** Task objective **
How many lines in these records include the string "price"? Reply with that number alone.

** Records provided **
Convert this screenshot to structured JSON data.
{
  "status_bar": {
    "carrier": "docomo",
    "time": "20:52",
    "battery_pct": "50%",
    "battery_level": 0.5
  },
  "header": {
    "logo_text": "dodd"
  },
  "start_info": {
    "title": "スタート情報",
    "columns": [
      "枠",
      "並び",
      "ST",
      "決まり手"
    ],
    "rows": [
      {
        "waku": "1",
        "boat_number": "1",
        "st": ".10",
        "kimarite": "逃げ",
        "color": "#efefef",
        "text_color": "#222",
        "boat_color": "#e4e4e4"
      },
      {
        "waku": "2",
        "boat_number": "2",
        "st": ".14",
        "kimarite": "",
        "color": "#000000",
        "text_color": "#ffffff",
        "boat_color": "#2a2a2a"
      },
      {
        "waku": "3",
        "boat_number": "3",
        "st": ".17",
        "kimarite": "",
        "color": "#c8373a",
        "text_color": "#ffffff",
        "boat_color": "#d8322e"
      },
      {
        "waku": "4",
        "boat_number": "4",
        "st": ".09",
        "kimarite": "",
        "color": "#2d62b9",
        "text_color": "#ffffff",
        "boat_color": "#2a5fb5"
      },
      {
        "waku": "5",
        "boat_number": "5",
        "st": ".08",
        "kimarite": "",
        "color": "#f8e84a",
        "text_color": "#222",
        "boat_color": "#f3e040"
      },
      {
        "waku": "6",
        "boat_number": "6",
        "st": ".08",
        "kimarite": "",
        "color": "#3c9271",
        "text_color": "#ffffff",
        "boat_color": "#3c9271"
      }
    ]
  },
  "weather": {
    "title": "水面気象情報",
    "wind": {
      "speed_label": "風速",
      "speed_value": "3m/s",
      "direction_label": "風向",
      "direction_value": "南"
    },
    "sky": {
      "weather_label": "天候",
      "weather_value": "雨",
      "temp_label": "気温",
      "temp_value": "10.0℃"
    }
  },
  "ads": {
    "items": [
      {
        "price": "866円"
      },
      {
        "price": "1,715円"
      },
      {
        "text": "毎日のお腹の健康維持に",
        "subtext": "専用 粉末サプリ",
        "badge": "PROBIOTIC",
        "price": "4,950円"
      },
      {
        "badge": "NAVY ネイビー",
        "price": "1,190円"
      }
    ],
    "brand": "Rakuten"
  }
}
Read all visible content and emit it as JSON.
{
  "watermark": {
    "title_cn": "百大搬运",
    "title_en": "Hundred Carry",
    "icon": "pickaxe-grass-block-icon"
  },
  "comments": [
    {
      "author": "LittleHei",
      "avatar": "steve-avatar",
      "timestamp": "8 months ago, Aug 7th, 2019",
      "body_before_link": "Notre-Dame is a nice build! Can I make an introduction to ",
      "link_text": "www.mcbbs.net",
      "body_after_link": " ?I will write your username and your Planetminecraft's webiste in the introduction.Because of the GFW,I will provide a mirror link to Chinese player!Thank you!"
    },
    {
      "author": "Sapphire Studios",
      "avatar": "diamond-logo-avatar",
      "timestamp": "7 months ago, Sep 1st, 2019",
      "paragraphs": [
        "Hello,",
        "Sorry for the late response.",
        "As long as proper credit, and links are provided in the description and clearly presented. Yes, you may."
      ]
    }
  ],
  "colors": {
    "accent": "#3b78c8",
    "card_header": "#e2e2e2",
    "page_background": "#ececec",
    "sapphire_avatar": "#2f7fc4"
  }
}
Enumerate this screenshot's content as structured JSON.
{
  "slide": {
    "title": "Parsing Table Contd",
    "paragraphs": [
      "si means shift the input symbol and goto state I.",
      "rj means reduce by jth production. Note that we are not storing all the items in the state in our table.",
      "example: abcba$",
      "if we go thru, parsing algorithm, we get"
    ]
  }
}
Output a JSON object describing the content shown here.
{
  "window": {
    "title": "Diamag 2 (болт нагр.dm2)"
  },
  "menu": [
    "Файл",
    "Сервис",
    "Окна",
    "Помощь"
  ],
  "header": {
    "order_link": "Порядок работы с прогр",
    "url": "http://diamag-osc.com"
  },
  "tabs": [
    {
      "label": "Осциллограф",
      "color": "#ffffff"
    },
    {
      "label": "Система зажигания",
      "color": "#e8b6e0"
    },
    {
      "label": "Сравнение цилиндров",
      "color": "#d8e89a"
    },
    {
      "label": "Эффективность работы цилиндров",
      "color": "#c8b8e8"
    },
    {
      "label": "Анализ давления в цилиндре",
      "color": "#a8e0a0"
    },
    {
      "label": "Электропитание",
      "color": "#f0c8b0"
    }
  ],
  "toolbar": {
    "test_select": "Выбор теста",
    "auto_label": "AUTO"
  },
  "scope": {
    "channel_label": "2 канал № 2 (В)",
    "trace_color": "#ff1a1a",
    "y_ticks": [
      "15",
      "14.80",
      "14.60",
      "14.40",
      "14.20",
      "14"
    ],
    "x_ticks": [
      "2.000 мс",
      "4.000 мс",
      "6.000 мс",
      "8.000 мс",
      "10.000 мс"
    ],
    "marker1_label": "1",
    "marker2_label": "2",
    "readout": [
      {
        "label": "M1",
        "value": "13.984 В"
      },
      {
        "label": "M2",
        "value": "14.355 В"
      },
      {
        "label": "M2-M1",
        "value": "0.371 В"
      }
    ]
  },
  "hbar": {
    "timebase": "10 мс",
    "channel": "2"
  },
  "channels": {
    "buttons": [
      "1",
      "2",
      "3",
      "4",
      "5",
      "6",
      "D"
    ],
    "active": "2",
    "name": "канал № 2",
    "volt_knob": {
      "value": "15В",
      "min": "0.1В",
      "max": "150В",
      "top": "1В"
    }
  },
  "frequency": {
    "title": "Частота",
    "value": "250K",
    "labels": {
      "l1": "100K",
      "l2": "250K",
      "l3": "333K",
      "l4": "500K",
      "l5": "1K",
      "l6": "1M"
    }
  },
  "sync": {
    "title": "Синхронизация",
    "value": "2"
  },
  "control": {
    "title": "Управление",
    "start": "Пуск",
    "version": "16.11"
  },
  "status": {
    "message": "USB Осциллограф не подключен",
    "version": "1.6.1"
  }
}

** Written response **
4